» **Your task**
What is asked for is the whole listing, given again word for word.

» **Available records**

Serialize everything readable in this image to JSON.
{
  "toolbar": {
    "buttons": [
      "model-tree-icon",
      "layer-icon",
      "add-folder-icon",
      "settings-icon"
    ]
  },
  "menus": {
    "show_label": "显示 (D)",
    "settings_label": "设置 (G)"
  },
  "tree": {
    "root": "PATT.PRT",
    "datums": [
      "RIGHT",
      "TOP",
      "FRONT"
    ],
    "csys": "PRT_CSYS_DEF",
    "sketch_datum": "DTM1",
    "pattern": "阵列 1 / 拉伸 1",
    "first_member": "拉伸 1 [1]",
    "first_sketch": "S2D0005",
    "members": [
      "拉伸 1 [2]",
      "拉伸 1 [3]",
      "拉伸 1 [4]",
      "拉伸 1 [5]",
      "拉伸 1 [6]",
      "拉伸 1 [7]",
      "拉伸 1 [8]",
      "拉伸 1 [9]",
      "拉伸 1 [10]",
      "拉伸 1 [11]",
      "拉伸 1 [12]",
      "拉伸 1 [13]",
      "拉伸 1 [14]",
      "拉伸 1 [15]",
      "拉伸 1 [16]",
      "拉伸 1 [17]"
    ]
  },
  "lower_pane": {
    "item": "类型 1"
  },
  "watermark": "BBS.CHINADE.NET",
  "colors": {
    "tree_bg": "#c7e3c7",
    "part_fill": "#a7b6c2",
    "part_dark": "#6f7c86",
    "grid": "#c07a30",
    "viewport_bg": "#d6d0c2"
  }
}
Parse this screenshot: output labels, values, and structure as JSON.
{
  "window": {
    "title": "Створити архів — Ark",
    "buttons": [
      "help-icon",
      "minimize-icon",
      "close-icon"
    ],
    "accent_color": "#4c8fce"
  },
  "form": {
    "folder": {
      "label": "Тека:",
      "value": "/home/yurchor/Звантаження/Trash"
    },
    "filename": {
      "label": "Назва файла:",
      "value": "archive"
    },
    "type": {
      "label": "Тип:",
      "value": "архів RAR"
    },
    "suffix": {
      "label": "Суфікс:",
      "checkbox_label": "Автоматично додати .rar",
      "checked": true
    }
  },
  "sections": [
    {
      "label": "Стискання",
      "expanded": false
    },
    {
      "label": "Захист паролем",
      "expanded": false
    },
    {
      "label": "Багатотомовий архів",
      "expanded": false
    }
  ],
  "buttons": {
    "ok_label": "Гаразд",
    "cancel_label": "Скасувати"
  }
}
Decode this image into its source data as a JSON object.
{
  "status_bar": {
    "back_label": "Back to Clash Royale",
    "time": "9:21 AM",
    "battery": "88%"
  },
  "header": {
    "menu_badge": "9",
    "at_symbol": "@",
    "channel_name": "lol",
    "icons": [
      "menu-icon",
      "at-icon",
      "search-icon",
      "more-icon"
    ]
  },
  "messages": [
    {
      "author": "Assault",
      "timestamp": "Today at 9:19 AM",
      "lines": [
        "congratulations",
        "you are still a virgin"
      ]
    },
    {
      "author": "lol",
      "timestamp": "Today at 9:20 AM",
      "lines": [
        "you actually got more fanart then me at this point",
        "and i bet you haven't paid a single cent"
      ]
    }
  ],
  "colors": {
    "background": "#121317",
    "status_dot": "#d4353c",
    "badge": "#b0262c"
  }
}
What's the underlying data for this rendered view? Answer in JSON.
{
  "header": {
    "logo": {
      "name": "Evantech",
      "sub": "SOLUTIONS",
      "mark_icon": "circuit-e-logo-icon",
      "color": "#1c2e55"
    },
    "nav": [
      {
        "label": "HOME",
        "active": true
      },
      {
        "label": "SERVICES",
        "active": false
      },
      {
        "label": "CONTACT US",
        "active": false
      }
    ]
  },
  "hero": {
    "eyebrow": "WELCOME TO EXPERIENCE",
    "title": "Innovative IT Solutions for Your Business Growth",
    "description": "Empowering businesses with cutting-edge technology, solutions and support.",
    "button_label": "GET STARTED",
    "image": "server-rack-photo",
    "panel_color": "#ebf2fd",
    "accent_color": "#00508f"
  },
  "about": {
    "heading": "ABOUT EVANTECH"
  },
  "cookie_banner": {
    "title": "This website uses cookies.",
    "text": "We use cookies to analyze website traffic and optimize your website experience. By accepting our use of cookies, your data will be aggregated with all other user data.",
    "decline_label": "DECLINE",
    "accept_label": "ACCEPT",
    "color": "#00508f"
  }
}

» **Response to the exercise**
Serialize everything readable in this image to JSON.
{
  "toolbar": {
    "buttons": [
      "model-tree-icon",
      "layer-icon",
      "add-folder-icon",
      "settings-icon"
    ]
  },
  "menus": {
    "show_label": "显示 (D)",
    "settings_label": "设置 (G)"
  },
  "tree": {
    "root": "PATT.PRT",
    "datums": [
      "RIGHT",
      "TOP",
      "FRONT"
    ],
    "csys": "PRT_CSYS_DEF",
    "sketch_datum": "DTM1",
    "pattern": "阵列 1 / 拉伸 1",
    "first_member": "拉伸 1 [1]",
    "first_sketch": "S2D0005",
    "members": [
      "拉伸 1 [2]",
      "拉伸 1 [3]",
      "拉伸 1 [4]",
      "拉伸 1 [5]",
      "拉伸 1 [6]",
      "拉伸 1 [7]",
      "拉伸 1 [8]",
      "拉伸 1 [9]",
      "拉伸 1 [10]",
      "拉伸 1 [11]",
      "拉伸 1 [12]",
      "拉伸 1 [13]",
      "拉伸 1 [14]",
      "拉伸 1 [15]",
      "拉伸 1 [16]",
      "拉伸 1 [17]"
    ]
  },
  "lower_pane": {
    "item": "类型 1"
  },
  "watermark": "BBS.CHINADE.NET",
  "colors": {
    "tree_bg": "#c7e3c7",
    "part_fill": "#a7b6c2",
    "part_dark": "#6f7c86",
    "grid": "#c07a30",
    "viewport_bg": "#d6d0c2"
  }
}
Parse this screenshot: output labels, values, and structure as JSON.
{
  "window": {
    "title": "Створити архів — Ark",
    "buttons": [
      "help-icon",
      "minimize-icon",
      "close-icon"
    ],
    "accent_color": "#4c8fce"
  },
  "form": {
    "folder": {
      "label": "Тека:",
      "value": "/home/yurchor/Звантаження/Trash"
    },
    "filename": {
      "label": "Назва файла:",
      "value": "archive"
    },
    "type": {
      "label": "Тип:",
      "value": "архів RAR"
    },
    "suffix": {
      "label": "Суфікс:",
      "checkbox_label": "Автоматично додати .rar",
      "checked": true
    }
  },
  "sections": [
    {
      "label": "Стискання",
      "expanded": false
    },
    {
      "label": "Захист паролем",
      "expanded": false
    },
    {
      "label": "Багатотомовий архів",
      "expanded": false
    }
  ],
  "buttons": {
    "ok_label": "Гаразд",
    "cancel_label": "Скасувати"
  }
}
Decode this image into its source data as a JSON object.
{
  "status_bar": {
    "back_label": "Back to Clash Royale",
    "time": "9:21 AM",
    "battery": "88%"
  },
  "header": {
    "menu_badge": "9",
    "at_symbol": "@",
    "channel_name": "lol",
    "icons": [
      "menu-icon",
      "at-icon",
      "search-icon",
      "more-icon"
    ]
  },
  "messages": [
    {
      "author": "Assault",
      "timestamp": "Today at 9:19 AM",
      "lines": [
        "congratulations",
        "you are still a virgin"
      ]
    },
    {
      "author": "lol",
      "timestamp": "Today at 9:20 AM",
      "lines": [
        "you actually got more fanart then me at this point",
        "and i bet you haven't paid a single cent"
      ]
    }
  ],
  "colors": {
    "background": "#121317",
    "status_dot": "#d4353c",
    "badge": "#b0262c"
  }
}
What's the underlying data for this rendered view? Answer in JSON.
{
  "header": {
    "logo": {
      "name": "Evantech",
      "sub": "SOLUTIONS",
      "mark_icon": "circuit-e-logo-icon",
      "color": "#1c2e55"
    },
    "nav": [
      {
        "label": "HOME",
        "active": true
      },
      {
        "label": "SERVICES",
        "active": false
      },
      {
        "label": "CONTACT US",
        "active": false
      }
    ]
  },
  "hero": {
    "eyebrow": "WELCOME TO EXPERIENCE",
    "title": "Innovative IT Solutions for Your Business Growth",
    "description": "Empowering businesses with cutting-edge technology, solutions and support.",
    "button_label": "GET STARTED",
    "image": "server-rack-photo",
    "panel_color": "#ebf2fd",
    "accent_color": "#00508f"
  },
  "about": {
    "heading": "ABOUT EVANTECH"
  },
  "cookie_banner": {
    "title": "This website uses cookies.",
    "text": "We use cookies to analyze website traffic and optimize your website experience. By accepting our use of cookies, your data will be aggregated with all other user data.",
    "decline_label": "DECLINE",
    "accept_label": "ACCEPT",
    "color": "#00508f"
  }
}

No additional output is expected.